Material provided section start

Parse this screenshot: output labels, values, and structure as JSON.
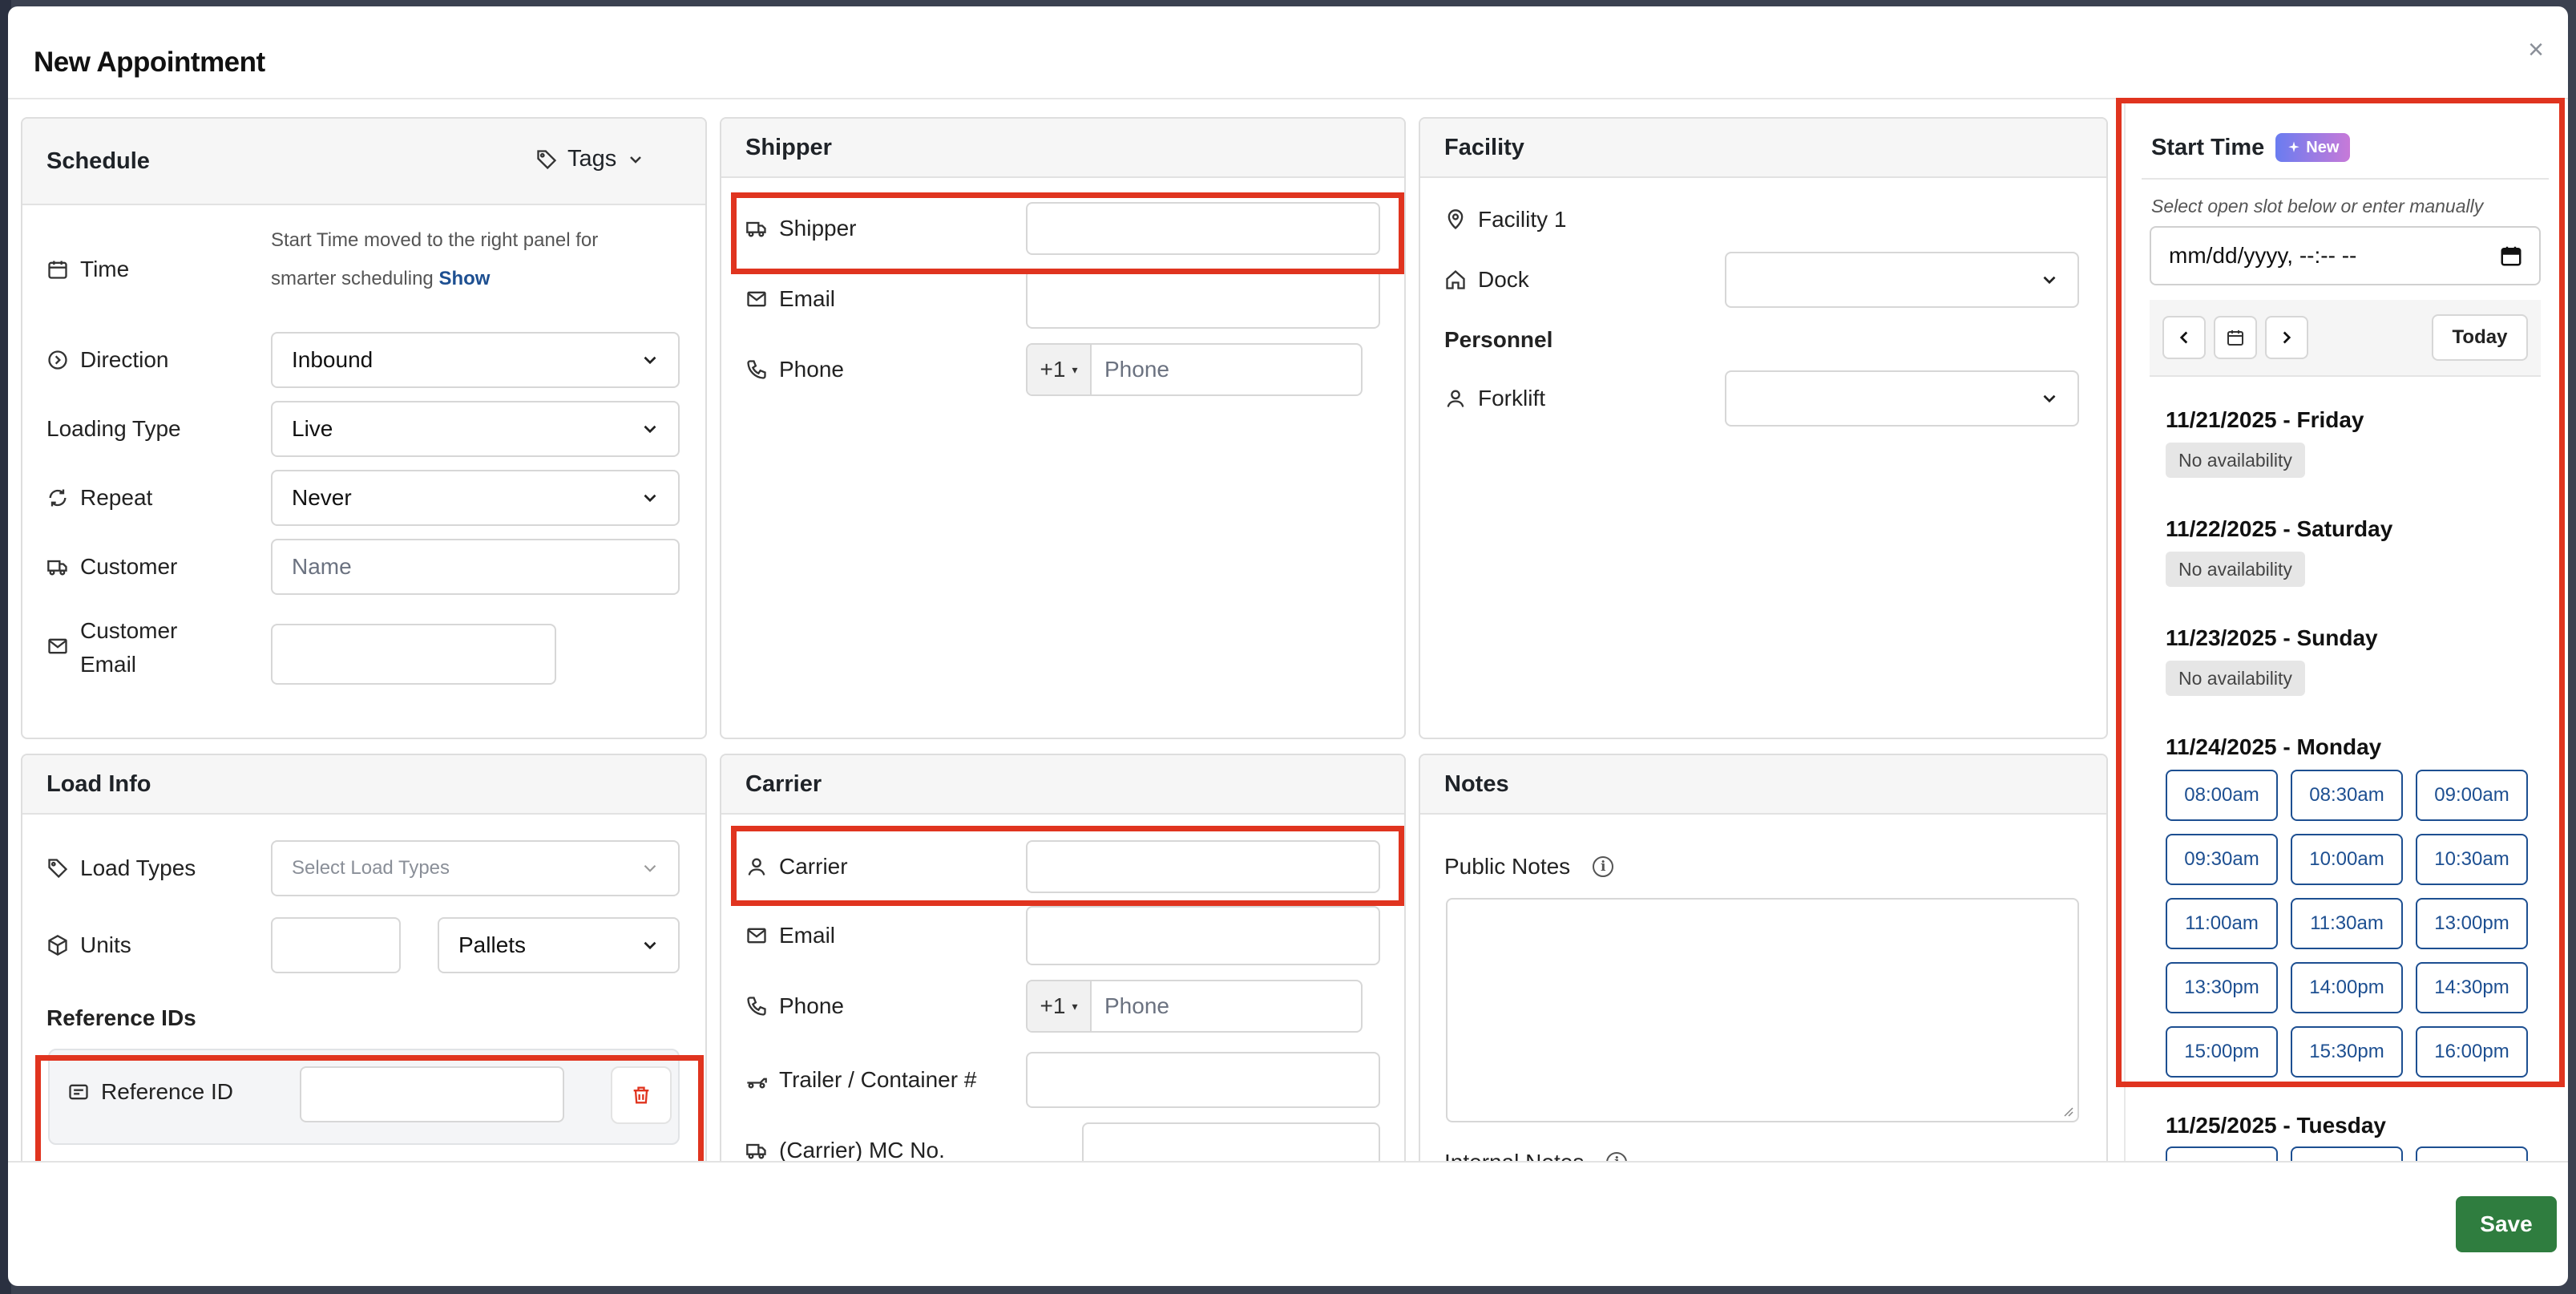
{
  "modal": {
    "title": "New Appointment",
    "close": "×"
  },
  "schedule": {
    "heading": "Schedule",
    "tags_label": "Tags",
    "time_label": "Time",
    "time_helper_1": "Start Time moved to the right panel for",
    "time_helper_2": "smarter scheduling",
    "time_helper_show": "Show",
    "direction_label": "Direction",
    "direction_value": "Inbound",
    "loading_type_label": "Loading Type",
    "loading_type_value": "Live",
    "repeat_label": "Repeat",
    "repeat_value": "Never",
    "customer_label": "Customer",
    "customer_placeholder": "Name",
    "customer_email_label_1": "Customer",
    "customer_email_label_2": "Email"
  },
  "shipper": {
    "heading": "Shipper",
    "shipper_label": "Shipper",
    "email_label": "Email",
    "phone_label": "Phone",
    "phone_prefix": "+1",
    "phone_placeholder": "Phone"
  },
  "facility": {
    "heading": "Facility",
    "facility_name": "Facility 1",
    "dock_label": "Dock",
    "personnel_heading": "Personnel",
    "forklift_label": "Forklift"
  },
  "load_info": {
    "heading": "Load Info",
    "load_types_label": "Load Types",
    "load_types_placeholder": "Select Load Types",
    "units_label": "Units",
    "units_type_value": "Pallets",
    "reference_ids_heading": "Reference IDs",
    "reference_id_label": "Reference ID"
  },
  "carrier": {
    "heading": "Carrier",
    "carrier_label": "Carrier",
    "email_label": "Email",
    "phone_label": "Phone",
    "phone_prefix": "+1",
    "phone_placeholder": "Phone",
    "trailer_label": "Trailer / Container #",
    "mc_label": "(Carrier) MC No."
  },
  "notes": {
    "heading": "Notes",
    "public_notes_label": "Public Notes",
    "internal_notes_label": "Internal Notes",
    "info_glyph": "i"
  },
  "start_time": {
    "heading": "Start Time",
    "badge": "New",
    "hint": "Select open slot below or enter manually",
    "datetime_placeholder": "mm/dd/yyyy, --:-- --",
    "today_label": "Today",
    "days": [
      {
        "label": "11/21/2025 - Friday",
        "status": "No availability"
      },
      {
        "label": "11/22/2025 - Saturday",
        "status": "No availability"
      },
      {
        "label": "11/23/2025 - Sunday",
        "status": "No availability"
      },
      {
        "label": "11/24/2025 - Monday",
        "slots": [
          "08:00am",
          "08:30am",
          "09:00am",
          "09:30am",
          "10:00am",
          "10:30am",
          "11:00am",
          "11:30am",
          "13:00pm",
          "13:30pm",
          "14:00pm",
          "14:30pm",
          "15:00pm",
          "15:30pm",
          "16:00pm"
        ]
      },
      {
        "label": "11/25/2025 - Tuesday"
      }
    ]
  },
  "footer": {
    "save_label": "Save"
  },
  "colors": {
    "highlight": "#e0341f",
    "save": "#2f7d3f",
    "slot": "#1d4f91"
  }
}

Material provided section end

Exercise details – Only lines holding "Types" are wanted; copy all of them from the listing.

Output –
    "load_types_label": "Load Types",
    "load_types_placeholder": "Select Load Types",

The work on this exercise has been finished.